The neurological phenomenon known as synesthesia is defined as "a perceptual condition of mixed sensations: a stimulus in one sensory modality (e.g., hearing) involuntarily elicits a sensation/experience in another modality (e.g. vision)." This means that certain people get to experience certain senses in a very different way from others. Synesthesia, in its most famous example, allows people to literally see music as it manifests in various colours.
Here's a concise explanation of the condition:
So images have been recently surfacing of paintings by an artist named Melissa McCracken, a synesthete, who managed to translate who synesthetic visions of music into paintings. The results are absolutely fascinating — 'Karma Police' is unabashedly colourful while a Prince deep cut presents the most expressive and even aggressive brushstrokes out of the lot.
For a stimulative example of synesthesia, here's Israeli artist Michal Levy's synesthetic interpretation of the classic John Coltrane tune 'Giant Steps'. Check out below for the gallery of paintings by McCracken, along with an accompanying Spotify playlist with all the songs featured.
Radiohead - 'Lucky'
David Bowie - 'Life on Mars?'
John Lennon - 'Imagine'
Prince - 'Joy in Repetition'
Jimi Hendrix - 'Little Wing'
Soulive - 'Interlude II'

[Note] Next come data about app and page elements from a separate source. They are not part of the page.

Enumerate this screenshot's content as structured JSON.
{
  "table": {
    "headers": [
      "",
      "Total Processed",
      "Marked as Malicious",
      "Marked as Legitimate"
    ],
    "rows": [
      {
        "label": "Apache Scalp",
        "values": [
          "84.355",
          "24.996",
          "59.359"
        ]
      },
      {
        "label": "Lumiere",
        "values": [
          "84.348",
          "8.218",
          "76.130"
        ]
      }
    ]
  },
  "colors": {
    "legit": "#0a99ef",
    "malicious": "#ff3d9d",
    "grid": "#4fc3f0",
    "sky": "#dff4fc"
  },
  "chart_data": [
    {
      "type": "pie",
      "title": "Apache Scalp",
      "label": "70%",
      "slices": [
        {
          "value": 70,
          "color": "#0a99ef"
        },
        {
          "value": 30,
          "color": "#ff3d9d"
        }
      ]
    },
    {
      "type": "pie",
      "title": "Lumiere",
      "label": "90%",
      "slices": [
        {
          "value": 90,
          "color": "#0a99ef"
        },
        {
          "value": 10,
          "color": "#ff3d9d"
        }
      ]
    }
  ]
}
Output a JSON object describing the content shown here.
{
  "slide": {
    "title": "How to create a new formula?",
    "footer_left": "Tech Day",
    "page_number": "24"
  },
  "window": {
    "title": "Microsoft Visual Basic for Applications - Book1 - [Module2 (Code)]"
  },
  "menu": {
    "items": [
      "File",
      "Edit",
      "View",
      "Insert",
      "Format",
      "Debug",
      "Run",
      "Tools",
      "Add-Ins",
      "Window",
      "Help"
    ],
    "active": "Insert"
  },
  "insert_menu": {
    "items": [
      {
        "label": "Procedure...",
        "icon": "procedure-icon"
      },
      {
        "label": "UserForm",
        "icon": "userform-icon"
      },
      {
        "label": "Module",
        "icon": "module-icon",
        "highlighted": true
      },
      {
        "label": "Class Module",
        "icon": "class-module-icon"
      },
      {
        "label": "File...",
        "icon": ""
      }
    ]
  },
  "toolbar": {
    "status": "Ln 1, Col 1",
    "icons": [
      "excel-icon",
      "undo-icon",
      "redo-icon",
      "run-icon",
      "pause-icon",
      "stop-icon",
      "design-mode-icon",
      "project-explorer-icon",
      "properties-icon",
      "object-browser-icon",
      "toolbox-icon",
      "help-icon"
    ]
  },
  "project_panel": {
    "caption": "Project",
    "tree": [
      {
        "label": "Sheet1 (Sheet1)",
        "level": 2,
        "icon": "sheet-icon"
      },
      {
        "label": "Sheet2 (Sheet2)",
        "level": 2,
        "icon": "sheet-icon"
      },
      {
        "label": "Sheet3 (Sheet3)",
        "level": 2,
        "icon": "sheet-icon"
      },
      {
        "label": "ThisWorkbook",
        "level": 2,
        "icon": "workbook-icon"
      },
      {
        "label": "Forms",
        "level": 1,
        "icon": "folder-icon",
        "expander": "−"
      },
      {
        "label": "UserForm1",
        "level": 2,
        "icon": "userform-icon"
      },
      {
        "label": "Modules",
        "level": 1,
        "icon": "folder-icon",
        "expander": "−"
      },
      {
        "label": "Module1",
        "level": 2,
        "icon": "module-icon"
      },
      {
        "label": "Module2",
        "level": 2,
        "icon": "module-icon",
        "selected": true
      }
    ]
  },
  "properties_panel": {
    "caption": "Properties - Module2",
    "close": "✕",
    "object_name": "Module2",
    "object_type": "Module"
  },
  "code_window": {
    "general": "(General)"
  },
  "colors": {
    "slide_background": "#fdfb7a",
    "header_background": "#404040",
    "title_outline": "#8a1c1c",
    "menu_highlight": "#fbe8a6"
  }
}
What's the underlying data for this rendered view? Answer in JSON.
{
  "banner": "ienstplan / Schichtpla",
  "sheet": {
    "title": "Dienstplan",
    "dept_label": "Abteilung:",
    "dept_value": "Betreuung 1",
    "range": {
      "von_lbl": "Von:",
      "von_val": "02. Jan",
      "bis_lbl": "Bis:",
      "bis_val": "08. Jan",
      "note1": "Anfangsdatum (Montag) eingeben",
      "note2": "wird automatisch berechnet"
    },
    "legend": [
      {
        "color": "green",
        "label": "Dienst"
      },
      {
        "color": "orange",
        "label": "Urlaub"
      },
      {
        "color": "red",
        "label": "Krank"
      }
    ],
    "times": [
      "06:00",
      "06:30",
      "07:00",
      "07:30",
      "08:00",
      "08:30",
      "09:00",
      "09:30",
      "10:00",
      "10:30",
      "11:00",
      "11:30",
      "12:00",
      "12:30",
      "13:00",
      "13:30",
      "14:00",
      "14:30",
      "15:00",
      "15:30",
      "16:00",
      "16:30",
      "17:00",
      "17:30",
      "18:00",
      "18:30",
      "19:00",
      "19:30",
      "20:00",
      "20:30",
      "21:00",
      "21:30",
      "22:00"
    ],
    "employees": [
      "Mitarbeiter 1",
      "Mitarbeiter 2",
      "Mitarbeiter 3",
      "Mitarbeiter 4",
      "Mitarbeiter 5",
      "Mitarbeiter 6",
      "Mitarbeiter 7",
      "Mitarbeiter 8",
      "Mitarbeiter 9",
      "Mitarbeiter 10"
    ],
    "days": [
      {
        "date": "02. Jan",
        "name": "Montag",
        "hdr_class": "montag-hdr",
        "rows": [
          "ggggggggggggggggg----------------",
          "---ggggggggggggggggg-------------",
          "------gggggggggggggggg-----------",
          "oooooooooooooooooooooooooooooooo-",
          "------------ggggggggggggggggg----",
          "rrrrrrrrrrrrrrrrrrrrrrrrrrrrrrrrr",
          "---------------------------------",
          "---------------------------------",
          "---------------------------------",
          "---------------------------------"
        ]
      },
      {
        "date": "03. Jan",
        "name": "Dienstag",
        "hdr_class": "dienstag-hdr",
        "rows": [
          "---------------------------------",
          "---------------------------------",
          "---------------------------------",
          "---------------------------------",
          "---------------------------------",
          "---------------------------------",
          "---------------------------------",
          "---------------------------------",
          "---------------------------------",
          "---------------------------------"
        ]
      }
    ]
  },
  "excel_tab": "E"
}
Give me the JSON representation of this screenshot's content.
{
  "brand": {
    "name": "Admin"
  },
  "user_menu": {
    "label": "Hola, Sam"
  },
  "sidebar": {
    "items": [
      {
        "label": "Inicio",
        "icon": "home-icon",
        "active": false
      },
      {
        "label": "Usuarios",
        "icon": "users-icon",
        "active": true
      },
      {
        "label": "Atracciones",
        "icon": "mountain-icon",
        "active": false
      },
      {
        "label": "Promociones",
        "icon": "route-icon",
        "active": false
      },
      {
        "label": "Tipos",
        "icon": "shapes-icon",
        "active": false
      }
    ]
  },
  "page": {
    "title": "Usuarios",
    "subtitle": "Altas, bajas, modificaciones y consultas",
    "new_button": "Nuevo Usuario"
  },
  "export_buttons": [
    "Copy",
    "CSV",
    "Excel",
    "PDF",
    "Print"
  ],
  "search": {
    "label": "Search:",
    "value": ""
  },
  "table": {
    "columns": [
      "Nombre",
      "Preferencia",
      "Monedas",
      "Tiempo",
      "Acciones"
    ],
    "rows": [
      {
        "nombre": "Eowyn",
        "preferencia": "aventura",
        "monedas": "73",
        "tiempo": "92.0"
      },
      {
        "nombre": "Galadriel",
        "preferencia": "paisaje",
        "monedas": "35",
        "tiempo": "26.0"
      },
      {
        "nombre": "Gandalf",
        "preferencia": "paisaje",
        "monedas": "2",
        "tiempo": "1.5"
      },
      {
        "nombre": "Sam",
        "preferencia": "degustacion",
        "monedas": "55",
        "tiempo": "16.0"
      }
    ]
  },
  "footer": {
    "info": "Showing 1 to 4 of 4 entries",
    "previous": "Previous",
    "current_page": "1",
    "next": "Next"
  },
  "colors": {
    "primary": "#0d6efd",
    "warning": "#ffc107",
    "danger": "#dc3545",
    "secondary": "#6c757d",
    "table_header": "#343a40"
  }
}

John Mayer - 'Gravity'
Led Zeppelin - 'Since I've Been Loving You'
Radiohead - 'Karma Police'
Glass Animals - 'Flip'
Airhead - 'Callow'